## Work required
Filter the material below down to the lines containing the word "ResultString".

## Records provided
····················

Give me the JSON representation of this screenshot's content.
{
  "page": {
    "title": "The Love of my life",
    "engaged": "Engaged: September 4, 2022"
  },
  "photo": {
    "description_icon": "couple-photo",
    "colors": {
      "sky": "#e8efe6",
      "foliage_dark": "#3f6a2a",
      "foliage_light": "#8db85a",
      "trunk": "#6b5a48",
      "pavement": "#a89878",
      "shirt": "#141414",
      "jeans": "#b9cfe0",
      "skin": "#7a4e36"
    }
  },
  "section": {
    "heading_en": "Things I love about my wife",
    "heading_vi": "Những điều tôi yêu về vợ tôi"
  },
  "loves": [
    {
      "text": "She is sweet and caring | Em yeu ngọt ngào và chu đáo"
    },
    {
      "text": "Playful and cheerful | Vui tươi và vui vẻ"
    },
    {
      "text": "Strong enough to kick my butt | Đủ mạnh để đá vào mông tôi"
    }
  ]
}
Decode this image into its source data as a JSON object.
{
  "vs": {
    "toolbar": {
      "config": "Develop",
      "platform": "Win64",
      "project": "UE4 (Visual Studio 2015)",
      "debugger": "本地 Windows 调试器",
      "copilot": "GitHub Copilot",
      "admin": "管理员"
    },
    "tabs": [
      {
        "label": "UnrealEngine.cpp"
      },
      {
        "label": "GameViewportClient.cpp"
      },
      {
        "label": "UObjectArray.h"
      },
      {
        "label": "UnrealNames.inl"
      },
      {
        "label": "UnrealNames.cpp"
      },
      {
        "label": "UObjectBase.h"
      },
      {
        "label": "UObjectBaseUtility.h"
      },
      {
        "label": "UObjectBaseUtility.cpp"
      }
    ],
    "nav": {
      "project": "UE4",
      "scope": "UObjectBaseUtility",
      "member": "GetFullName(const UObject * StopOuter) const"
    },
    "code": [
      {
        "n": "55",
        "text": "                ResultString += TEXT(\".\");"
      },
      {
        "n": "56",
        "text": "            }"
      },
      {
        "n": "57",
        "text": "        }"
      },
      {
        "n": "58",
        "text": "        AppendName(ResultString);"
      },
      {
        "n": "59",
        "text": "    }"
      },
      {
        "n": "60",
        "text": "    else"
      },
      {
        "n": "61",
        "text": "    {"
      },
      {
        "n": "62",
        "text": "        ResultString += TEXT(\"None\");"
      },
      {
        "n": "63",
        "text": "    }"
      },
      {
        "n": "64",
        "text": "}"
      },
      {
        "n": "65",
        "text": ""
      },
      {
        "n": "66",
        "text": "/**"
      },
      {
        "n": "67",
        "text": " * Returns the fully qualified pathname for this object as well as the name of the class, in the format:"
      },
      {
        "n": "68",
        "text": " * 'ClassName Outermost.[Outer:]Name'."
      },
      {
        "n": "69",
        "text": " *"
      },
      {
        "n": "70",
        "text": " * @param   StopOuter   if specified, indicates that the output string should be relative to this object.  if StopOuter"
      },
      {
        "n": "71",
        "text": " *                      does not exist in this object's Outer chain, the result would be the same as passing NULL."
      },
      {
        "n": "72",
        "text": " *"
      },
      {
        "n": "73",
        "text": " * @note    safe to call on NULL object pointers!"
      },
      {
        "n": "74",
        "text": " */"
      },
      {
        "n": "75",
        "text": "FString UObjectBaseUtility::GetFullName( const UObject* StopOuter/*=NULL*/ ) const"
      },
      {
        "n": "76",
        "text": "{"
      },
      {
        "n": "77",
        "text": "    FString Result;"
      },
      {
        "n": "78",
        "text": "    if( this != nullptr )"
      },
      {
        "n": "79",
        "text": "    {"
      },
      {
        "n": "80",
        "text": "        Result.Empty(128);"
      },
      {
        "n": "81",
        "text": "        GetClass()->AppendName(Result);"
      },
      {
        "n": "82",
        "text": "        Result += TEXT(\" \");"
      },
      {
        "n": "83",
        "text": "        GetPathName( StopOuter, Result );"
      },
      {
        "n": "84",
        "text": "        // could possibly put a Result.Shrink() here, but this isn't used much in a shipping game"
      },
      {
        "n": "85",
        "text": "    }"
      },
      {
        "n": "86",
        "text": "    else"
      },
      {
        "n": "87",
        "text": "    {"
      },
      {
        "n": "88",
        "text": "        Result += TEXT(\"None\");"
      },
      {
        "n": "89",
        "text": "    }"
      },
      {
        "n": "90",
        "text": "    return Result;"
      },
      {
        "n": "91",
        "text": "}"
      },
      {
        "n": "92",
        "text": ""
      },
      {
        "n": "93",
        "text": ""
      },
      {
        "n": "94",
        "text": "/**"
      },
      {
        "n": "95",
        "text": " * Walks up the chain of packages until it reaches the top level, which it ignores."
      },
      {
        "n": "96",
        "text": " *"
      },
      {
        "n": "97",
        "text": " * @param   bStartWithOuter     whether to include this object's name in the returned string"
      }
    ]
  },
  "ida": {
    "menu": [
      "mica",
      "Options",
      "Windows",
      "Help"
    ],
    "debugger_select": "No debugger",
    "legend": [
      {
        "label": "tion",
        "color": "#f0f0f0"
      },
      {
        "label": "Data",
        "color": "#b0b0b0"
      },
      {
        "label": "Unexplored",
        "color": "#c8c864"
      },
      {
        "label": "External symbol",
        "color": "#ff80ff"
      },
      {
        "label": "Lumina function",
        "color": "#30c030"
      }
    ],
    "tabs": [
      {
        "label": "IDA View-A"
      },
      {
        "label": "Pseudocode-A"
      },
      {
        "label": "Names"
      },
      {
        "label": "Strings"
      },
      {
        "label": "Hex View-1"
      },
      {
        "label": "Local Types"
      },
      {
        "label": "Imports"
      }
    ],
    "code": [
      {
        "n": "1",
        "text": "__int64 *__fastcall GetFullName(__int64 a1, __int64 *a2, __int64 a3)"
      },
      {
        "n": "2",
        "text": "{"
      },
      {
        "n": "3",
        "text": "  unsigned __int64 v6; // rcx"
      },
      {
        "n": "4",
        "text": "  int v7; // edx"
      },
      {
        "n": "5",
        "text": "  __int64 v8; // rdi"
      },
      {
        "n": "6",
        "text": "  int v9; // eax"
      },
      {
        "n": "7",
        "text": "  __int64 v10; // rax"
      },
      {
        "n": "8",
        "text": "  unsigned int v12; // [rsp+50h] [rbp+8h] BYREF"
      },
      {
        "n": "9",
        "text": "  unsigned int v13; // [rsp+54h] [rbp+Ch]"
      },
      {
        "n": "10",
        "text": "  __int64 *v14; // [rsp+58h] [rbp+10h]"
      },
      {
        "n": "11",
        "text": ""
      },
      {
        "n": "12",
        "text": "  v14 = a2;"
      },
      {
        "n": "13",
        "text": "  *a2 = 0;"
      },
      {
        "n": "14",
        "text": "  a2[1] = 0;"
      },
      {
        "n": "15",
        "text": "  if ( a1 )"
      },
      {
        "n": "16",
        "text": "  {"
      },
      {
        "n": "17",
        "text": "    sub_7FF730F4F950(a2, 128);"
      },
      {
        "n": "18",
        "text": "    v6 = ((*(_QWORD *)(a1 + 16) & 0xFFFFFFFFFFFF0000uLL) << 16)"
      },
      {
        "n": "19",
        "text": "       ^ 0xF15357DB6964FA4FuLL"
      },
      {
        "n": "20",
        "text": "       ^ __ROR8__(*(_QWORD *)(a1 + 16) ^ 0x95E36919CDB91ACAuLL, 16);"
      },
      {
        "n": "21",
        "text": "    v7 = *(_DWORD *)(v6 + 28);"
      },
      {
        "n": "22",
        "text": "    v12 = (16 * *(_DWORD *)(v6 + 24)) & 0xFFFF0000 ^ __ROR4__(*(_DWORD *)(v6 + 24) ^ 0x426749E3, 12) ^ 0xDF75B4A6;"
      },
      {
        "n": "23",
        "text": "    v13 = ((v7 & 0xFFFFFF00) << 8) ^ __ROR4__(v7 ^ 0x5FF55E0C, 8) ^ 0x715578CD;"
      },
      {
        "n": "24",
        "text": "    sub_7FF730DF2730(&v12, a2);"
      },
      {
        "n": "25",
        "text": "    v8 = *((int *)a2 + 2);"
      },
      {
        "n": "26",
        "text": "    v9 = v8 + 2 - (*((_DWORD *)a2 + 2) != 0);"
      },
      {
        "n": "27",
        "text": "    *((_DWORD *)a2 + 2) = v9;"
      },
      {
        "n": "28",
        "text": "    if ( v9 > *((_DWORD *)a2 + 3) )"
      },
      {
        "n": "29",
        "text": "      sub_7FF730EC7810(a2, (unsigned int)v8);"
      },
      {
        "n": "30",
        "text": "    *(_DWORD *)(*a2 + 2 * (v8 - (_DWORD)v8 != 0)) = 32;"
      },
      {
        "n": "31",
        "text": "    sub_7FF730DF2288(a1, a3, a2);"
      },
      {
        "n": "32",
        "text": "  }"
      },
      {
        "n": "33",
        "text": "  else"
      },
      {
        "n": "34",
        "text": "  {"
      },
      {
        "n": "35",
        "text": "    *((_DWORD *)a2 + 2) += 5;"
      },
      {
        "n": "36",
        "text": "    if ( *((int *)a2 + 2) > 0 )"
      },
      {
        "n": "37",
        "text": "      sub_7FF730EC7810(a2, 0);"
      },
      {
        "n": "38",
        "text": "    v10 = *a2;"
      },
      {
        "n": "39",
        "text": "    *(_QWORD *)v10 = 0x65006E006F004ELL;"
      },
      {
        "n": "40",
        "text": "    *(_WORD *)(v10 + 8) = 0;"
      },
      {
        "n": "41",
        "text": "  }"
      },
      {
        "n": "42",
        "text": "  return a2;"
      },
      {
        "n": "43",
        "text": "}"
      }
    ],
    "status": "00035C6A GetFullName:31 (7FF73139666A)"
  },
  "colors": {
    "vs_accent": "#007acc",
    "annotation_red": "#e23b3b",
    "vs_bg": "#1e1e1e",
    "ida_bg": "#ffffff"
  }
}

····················

## Expected answer
        "text": "                ResultString += TEXT(\".\");"
        "text": "        AppendName(ResultString);"
        "text": "        ResultString += TEXT(\"None\");"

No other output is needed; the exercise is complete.